Point 3 is interesting. Vortices have a minimum speed of about 0.5 meters per second. Any slower than this and laminar flow occurs and the lure travels in a straight line. A longer lure would be heavier than a shorter lure, thus it has more forward momentum and would thus glide further.
Posted 16 July 2007 - 06:58 PM
The swim baits are interesting beasts. I think the key other than proper weighting ( up / down) is the type of pivot that is used. I believe that a very free swinging pivot makes the job alot easier.
I keep thinking to try one with a thru cable and bead system but something tells me that it would be to rigid. Thus a stiffer action similiar to a glider.
Many people have used door hinges and the standard interlocking screw eyes. They seem to work the best. Even an interlocking wood joint and a thru nail. It worked great also.
I keep thinking that there is a way to tighten the links between segments for a more realistic look but that is a hard nut to crack with the wood body's
The mystery of the swim bait lives on! LOL
Jed your bait has really nice action!
Posted 16 July 2007 - 08:03 PM
have been using a hinge for my jointed baits that works very well, but i'm expiermenting with a new multi-jointed bait with string epoxied through the body segments, very flexible and a lot faster to install than a bunch of metal hinges. oh, before you all jump on me about material fatigue, it's Kevlar string, should hold up pretty good.
Posted 16 July 2007 - 08:30 PM
JR, did you find any problem with the epoxy travelling along the string, a bit like capillary action. I found that it soaked along the thread a couple of millimeters. Not a big deal, I just needed to compensate the application.
I made some five segment baits hinged with a nylon thread. I cut a knotch in the top and bottom of each segment and epoxied the thread in the knotch. I held the thread in place by superglue prior to epoxy.
Although successful, I decided that it was too time consuming and fiddly and moved on to one piece lures.

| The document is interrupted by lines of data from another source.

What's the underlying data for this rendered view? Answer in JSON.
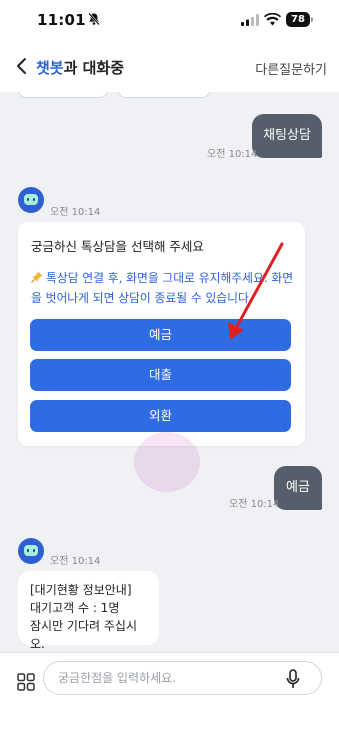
{
  "status_bar": {
    "time": "11:01",
    "battery": "78"
  },
  "header": {
    "title_accent": "챗봇",
    "title_rest": "과 대화중",
    "other_question": "다른질문하기"
  },
  "messages": {
    "user_1": {
      "text": "채팅상담",
      "time": "오전 10:14"
    },
    "bot_1": {
      "time": "오전 10:14",
      "title": "궁금하신 톡상담을 선택해 주세요",
      "notice": "톡상담 연결 후, 화면을 그대로 유지해주세요. 화면을 벗어나게 되면 상담이 종료될 수 있습니다.",
      "options": [
        "예금",
        "대출",
        "외환"
      ]
    },
    "user_2": {
      "text": "예금",
      "time": "오전 10:14"
    },
    "bot_2": {
      "time": "오전 10:14",
      "lines": [
        "[대기현황 정보안내]",
        "대기고객 수 : 1명",
        "잠시만 기다려 주십시오."
      ]
    }
  },
  "input": {
    "placeholder": "궁금한점을 입력하세요."
  },
  "colors": {
    "accent": "#2c62d8",
    "button": "#2f6be3",
    "user_bubble": "#555e6a",
    "chat_bg": "#eff1f5",
    "annotation_arrow": "#e02020"
  },
  "icons": [
    "back-icon",
    "bell-off-icon",
    "signal-icon",
    "wifi-icon",
    "bot-avatar-icon",
    "pin-icon",
    "menu-grid-icon",
    "mic-icon"
  ]
}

Posted 16 July 2007 - 09:58 PM
no problem with capillary action. the line channel is through each section in line with the other sections. i'm making the lure from PVC so no problem with having to waterproof anything. i used just a spot of epoxy in the center of each section then epoxied the sections together. just tank tested the protype and runs with the head stable and the tail wags. its a floater and runs just a few inches under the water. think i'm on the right track, will see after the finish is on it. will let you know.
Posted 29 August 2007 - 04:45 PM
Wow, some GREAT reading in this thread guys! I've also made a number of jointed lipless swimbaits and have noticed that if my tails are warped (I make them from wood) even a little, it causes the bait to come in like a stick.
Mine are only jointed once in the middle then have a wooden tail attached with a screw eye and split ring.
I'm curious as to how best epoxy wooden swimbaits? I put all my baits on a rotating rack to ensure no runs in the epoxy. Problem is that it gets into the joints and is a pain to remove. How do you folks epoxy this type of bait?
Posted 29 August 2007 - 07:21 PM
I don't know how well it is going to work, but I am going to use twisted stainless eyebolts and anchor one side with epoxy permanently, the other side with a little woodglue, paint, then take the bait apart to epoxy so that I can get good coverage without gakking up the joints. I'll let ya know how it goes.